It’s been a year since a mob wandered the halls of Congress, trying to subvert our democracy.
It’s fashionable to wring your hands about that and cluck about how nothing has really changed, and how nobody’s being held responsible.
I don’t agree. I think a lot has changed, and people really are being held to account. I think we as a country are forever changed, not necessarily for better or for worse, but there’s a chance that the democracy is stronger than it was. When you learn how fragile something is, you can do a better job of protecting it.
For one thing, 700 people have been arrested. Those include, by the way, a K-State grad student and a man from St. Marys. About 225 have been charged with attacking the police. About 275 have been charged with obstructing Congress’s duty to certify the election – which is of course the main crime being prosecuted. Another 300 or so have been charged with relatively minor matters such as trespassing or disorderly conduct.
The guy who threw the fire extinguisher at the cops has been sentenced to five years in prison. The guy with the Viking helmet was sentenced to 41 months.
People in the mob are paying a real price.
For another, there’s forever a cloud over the elected officials who condoned, promoted or subsequently minimized what happened.
No, neither Donald Trump nor the Lauren Boeberts of the world have been arrested, and Ms. Boebert still holds elected office

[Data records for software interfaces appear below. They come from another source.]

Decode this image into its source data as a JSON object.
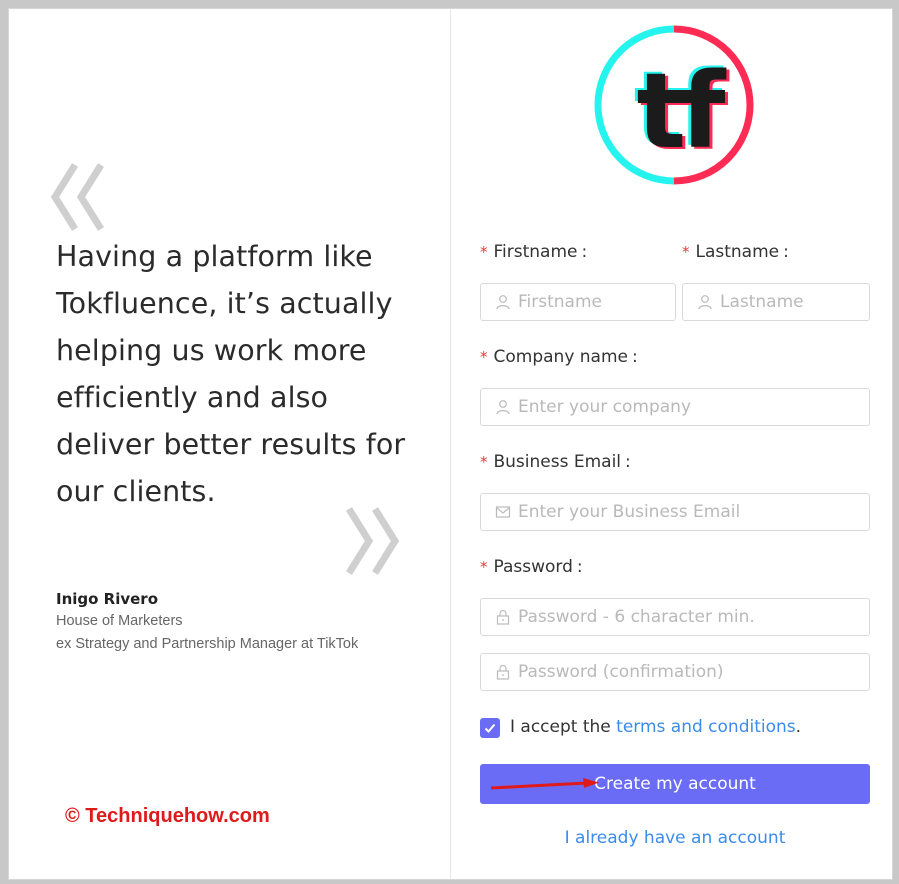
{
  "testimonial": {
    "quote": "Having a platform like Tokfluence, it’s actually helping us work more efficiently and also deliver better results for our clients.",
    "author_name": "Inigo Rivero",
    "author_org": "House of Marketers",
    "author_role": "ex Strategy and Partnership Manager at TikTok",
    "quote_open_icon": "double-chevron-left-icon",
    "quote_close_icon": "double-chevron-right-icon"
  },
  "watermark": "© Techniquehow.com",
  "logo": {
    "text": "tf",
    "ring_colors": [
      "#25F4EE",
      "#FE2C55"
    ]
  },
  "form": {
    "required_mark": "*",
    "colon": ":",
    "firstname": {
      "label": "Firstname",
      "placeholder": "Firstname",
      "value": "",
      "icon": "user-icon"
    },
    "lastname": {
      "label": "Lastname",
      "placeholder": "Lastname",
      "value": "",
      "icon": "user-icon"
    },
    "company": {
      "label": "Company name",
      "placeholder": "Enter your company",
      "value": "",
      "icon": "user-icon"
    },
    "email": {
      "label": "Business Email",
      "placeholder": "Enter your Business Email",
      "value": "",
      "icon": "mail-icon"
    },
    "password": {
      "label": "Password",
      "placeholder": "Password - 6 character min.",
      "value": "",
      "icon": "lock-icon"
    },
    "password_confirm": {
      "placeholder": "Password (confirmation)",
      "value": "",
      "icon": "lock-icon"
    },
    "accept": {
      "checked": true,
      "prefix": "I accept the ",
      "link": "terms and conditions",
      "suffix": "."
    },
    "submit_label": "Create my account",
    "login_link": "I already have an account"
  },
  "colors": {
    "accent": "#6a6cf6",
    "link": "#3b8beb",
    "required": "#e5383b",
    "watermark": "#e01a1a",
    "annotation_arrow": "#e01a1a"
  }
}
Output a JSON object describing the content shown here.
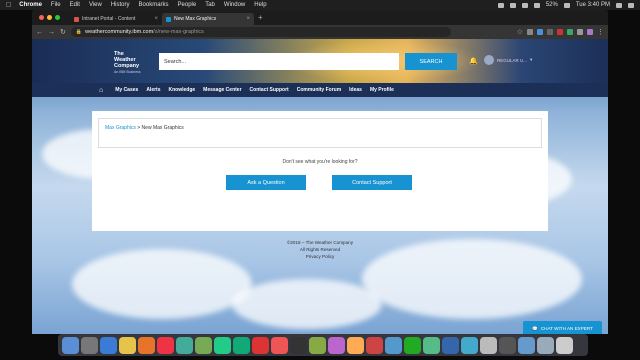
{
  "menubar": {
    "app": "Chrome",
    "items": [
      "File",
      "Edit",
      "View",
      "History",
      "Bookmarks",
      "People",
      "Tab",
      "Window",
      "Help"
    ],
    "battery": "52%",
    "clock": "Tue 3:40 PM"
  },
  "browser": {
    "tabs": [
      {
        "title": "Intranet Portal - Content",
        "favicon_color": "#d9534f"
      },
      {
        "title": "New Max Graphics",
        "favicon_color": "#1793d1"
      }
    ],
    "url_host": "weathercommunity.ibm.com",
    "url_path": "/s/new-max-graphics"
  },
  "site": {
    "logo_lines": [
      "The",
      "Weather",
      "Company"
    ],
    "logo_sub": "An IBM Business",
    "search_placeholder": "Search...",
    "search_button": "SEARCH",
    "user_name": "REGULAR U...",
    "nav": [
      "My Cases",
      "Alerts",
      "Knowledge",
      "Message Center",
      "Contact Support",
      "Community Forum",
      "Ideas",
      "My Profile"
    ],
    "breadcrumb_link": "Max Graphics",
    "breadcrumb_sep": " > ",
    "breadcrumb_current": "New Max Graphics",
    "prompt": "Don't see what you're looking for?",
    "ask_button": "Ask a Question",
    "contact_button": "Contact Support",
    "footer": [
      "©2018 – The Weather Company",
      "All Rights Reserved",
      "Privacy Policy"
    ],
    "chat_button": "CHAT WITH AN EXPERT"
  },
  "colors": {
    "accent": "#1793d1",
    "nav_bg": "#1b2f57"
  },
  "dock": {
    "icon_colors": [
      "#5a8fd6",
      "#777",
      "#3a7bd5",
      "#e6c34a",
      "#e8742c",
      "#e34",
      "#4a9",
      "#7a5",
      "#2c8",
      "#1a7",
      "#d33",
      "#e55",
      "#333",
      "#8a4",
      "#b6c",
      "#fa5",
      "#c44",
      "#59c",
      "#2a2",
      "#5b8",
      "#36a",
      "#4ac",
      "#bbb",
      "#555",
      "#69c",
      "#9ab",
      "#ccc"
    ]
  }
}
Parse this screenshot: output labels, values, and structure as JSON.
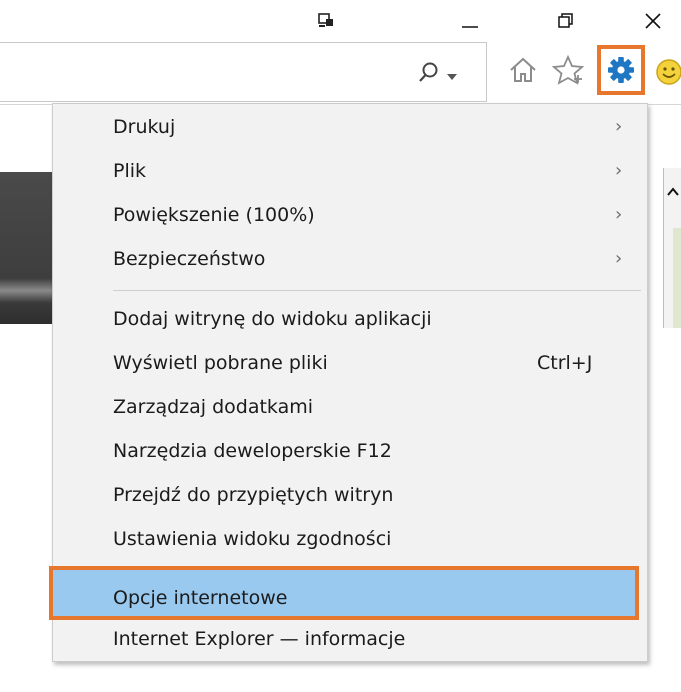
{
  "window": {
    "icons": {
      "snap": "snap-view-icon",
      "minimize": "minimize-icon",
      "restore": "restore-icon",
      "close": "close-icon"
    }
  },
  "toolbar": {
    "icons": {
      "search": "search-icon",
      "dropdown": "dropdown-arrow-icon",
      "home": "home-icon",
      "favorites": "favorites-star-icon",
      "tools": "gear-icon",
      "feedback": "smiley-icon"
    }
  },
  "menu": {
    "groups": [
      {
        "items": [
          {
            "label": "Drukuj",
            "submenu": true
          },
          {
            "label": "Plik",
            "submenu": true
          },
          {
            "label": "Powiększenie (100%)",
            "submenu": true
          },
          {
            "label": "Bezpieczeństwo",
            "submenu": true
          }
        ]
      },
      {
        "items": [
          {
            "label": "Dodaj witrynę do widoku aplikacji"
          },
          {
            "label": "Wyświetl pobrane pliki",
            "shortcut": "Ctrl+J"
          },
          {
            "label": "Zarządzaj dodatkami"
          },
          {
            "label": "Narzędzia deweloperskie F12"
          },
          {
            "label": "Przejdź do przypiętych witryn"
          },
          {
            "label": "Ustawienia widoku zgodności"
          },
          {
            "label": "Opcje internetowe",
            "highlighted": true
          },
          {
            "label": "Internet Explorer — informacje"
          }
        ]
      }
    ]
  },
  "colors": {
    "highlight_border": "#e8772e",
    "highlight_fill": "#99c9ef",
    "gear": "#1f76c2",
    "menu_bg": "#f2f2f2"
  }
}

But history cannot – and will not – forget that they came down on the side of subverting the democratic process. When push quite literally came to shove, they supported a coup. They sided with the methods of tinpot dictators. They decided – decided! – to ditch the Constitution, and the 200-plus-year history of a peaceful, orderly transfer of power, the only thing that really distinguishes us from, say, Chile. The trouble is, once you decide that, everything else is on the table, including throwing your political opponents into volcanoes.
Mr. Trump is suffocating without the oxygen of Twitter. He might or might not be held responsible for the insurrection, but clear-thinking people – including those in the political party he hijacked, the great party of Bob Dole and Abraham Lincoln – know for certain that he made it all happen. They know this. All of them.
He might resurface. We don’t know yet what the Republicans will do about that in the next presidential election cycle. Optimism hasn’t been a great betting strategy lately. (By the way, the Republicans have plenty of material to work with. Condemning Mr. Trump and his allies for Jan. 6 does not mean siding with President Biden over policy.)
Whether he’s charged or not, and whether he runs again or not, the reality is that history will not judge Mr. Trump kindly for what happened a year ago. That will, in the end, be his legacy.
The longer legacy, the bigger story, is that our republic survived that assault. Perhaps, because of that survival, it is stronger than it was before.